Planning to start or grow your family is an exciting time. Whether you are planning to conceive with a donor or want to co-parent with someone you know, it’s important for you to have a clear picture of the legal framework, and how your plans may impact on important issues like legal parentage. We can help you shape your plans to give your family the best possible start.
Our services include:
- advising you on the law surrounding donor conception, co-parenting and legal parentage
- discussing your plans and exploring your various conception options, and discussing how your plans may impact on your legal status as a parent
- putting pre-conception agreements in place
- helping you if a dispute arises in a known donation or co-parenting arrangement
If you would like to find out more about how we can help, please call us or send us an email.
What is parental responsibility?
Parental responsibility gives someone the authority to make decisions on a child’s behalf. This includes general day-to-day decisions relating to the child’s care, and also important choices relating to their schooling, medical treatment and their upbringing in general.
Who has parental responsibility?
The birth mother always has parental responsibility, and fathers will have parental responsibility if they are married to the birth mother at the time the child is born, or if they are registered on the child’s birth certificate.
For same-sex female couples conceiving with a donor, the non-birth mother will have parental responsibility if she is married or in a civil partnership with the birth mother at the time of conception. If the couple are not married or in a civil partnership, the non-birth mother will have parental responsibility if the child is conceived at a clinic, the correct forms have been signed enabling her to be a legal parent and she is registered on the child’s birth certificate.
For children born through surrogacy, both parents will acquire parental responsibility once a parental order has been granted.
Who will be my child’s legal parents if I conceive with a sperm donor?
The woman who gives birth will always be a legal parent. The identity of the second legal parent depends on your marital status and the circumstances of conception. If you are married or in a civil partnership before you conceive you will both be your child’s legal parents (as long as you both consent to the treatment). If you are in a couple but are not married or in a civil partnership and you conceive at a clinic, you need to sign a specific set of HFEA forms before you conceive to ensure you will both be your child’s legal parents.
If you conceive with a sperm donor at home and are not married or in a civil partnership at the time of conception, then the donor will be your child’s legal father.
Do sperm donors have parental rights?
Whether or not a donor is a child’s legal parent depends on the particular circumstances of the donation arrangement.
A donor who registers at a licenced clinic in the UK for their sperm to be donated to an unknown couple or individual will not be the child’s legal father and won’t have parental rights.
The situation is a little more complex if the donor knows the person or couple they are donating to. Whether or not the donor has any parental rights in this situation will depend on the marital status of the intended parents, and the place and method of conception.
Is egg and sperm donation anonymous?

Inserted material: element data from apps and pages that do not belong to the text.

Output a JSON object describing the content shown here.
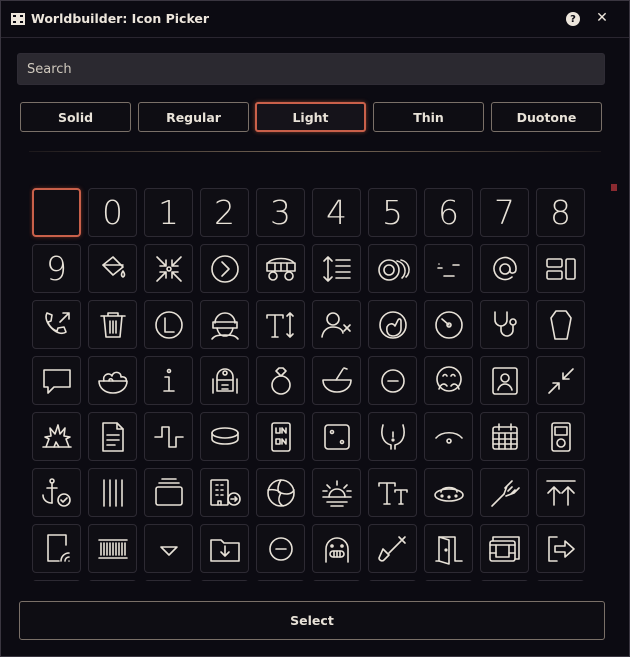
{
  "window": {
    "title": "Worldbuilder: Icon Picker",
    "help_label": "?",
    "close_label": "✕"
  },
  "search": {
    "placeholder": "Search",
    "value": ""
  },
  "tabs": [
    {
      "label": "Solid",
      "active": false
    },
    {
      "label": "Regular",
      "active": false
    },
    {
      "label": "Light",
      "active": true
    },
    {
      "label": "Thin",
      "active": false
    },
    {
      "label": "Duotone",
      "active": false
    }
  ],
  "icons": {
    "row1": [
      "blank",
      "0",
      "1",
      "2",
      "3",
      "4",
      "5",
      "6",
      "7",
      "8"
    ],
    "row2": [
      "9",
      "fill-drip-icon",
      "compress-icon",
      "circle-chevron-right-icon",
      "wagon-icon",
      "line-height-icon",
      "coins-icon",
      "face-unamused-icon",
      "at-icon",
      "objects-align-icon"
    ],
    "row3": [
      "phone-arrow-icon",
      "trash-can-icon",
      "circle-l-icon",
      "user-visor-icon",
      "text-size-icon",
      "user-xmark-icon",
      "face-hand-icon",
      "gauge-icon",
      "stethoscope-icon",
      "coffin-icon"
    ],
    "row4": [
      "message-icon",
      "bowl-salad-icon",
      "info-icon",
      "robot-astromech-icon",
      "ring-diamond-icon",
      "bowl-spoon-icon",
      "circle-minus-icon",
      "face-hug-icon",
      "portrait-icon",
      "arrows-minimize-icon"
    ],
    "row5": [
      "explosion-icon",
      "file-lines-icon",
      "wave-square-icon",
      "ring-icon",
      "uno-card-icon",
      "dice-two-icon",
      "bladder-icon",
      "eye-closed-icon",
      "calendar-days-icon",
      "ipod-icon"
    ],
    "row6": [
      "anchor-circle-check-icon",
      "lines-vertical-icon",
      "rectangle-history-icon",
      "building-arrow-icon",
      "volleyball-icon",
      "sunset-icon",
      "text-serif-icon",
      "ufo-icon",
      "fork-icon",
      "arrows-up-line-icon"
    ],
    "row7": [
      "mobile-signal-icon",
      "barcode-icon",
      "caret-down-icon",
      "folder-download-icon",
      "circle-minus-icon",
      "face-grimace-icon",
      "shovel-icon",
      "door-open-icon",
      "film-simple-icon",
      "arrow-right-from-bracket-icon"
    ]
  },
  "select_label": "Select",
  "accent_color": "#c9604a"
}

Since the law changed in 2005, it’s no longer possible to register with a licenced UK clinic as an anonymous sperm or egg donor. Now any child who is donor conceived at a licenced UK clinic will be entitled to identifying information about their donor when they reach 18 (including their donor’s name, date of birth and last known address). At 16, they are entitled to some limited information about their donor (such as a physical description, their year of birth and their medical history).
What is a preconception agreement?
A pre-conception agreement is a written document which you can prepare with your donor/co-parent before you conceive. The purpose of this document is to help you with your discussions, and to encourage you all to think and talk about practical and sensitive issues at the outset before you conceive a child. The document should reflect the agreements you reach about your plans, and you should complete it together with your donor or co-parent.
Preconception agreements are not legally binding, but we encourage people who are planning to conceive to have one in place, as experience shows that setting up arrangements with careful thought and planning is the best way to avoid problems in the future.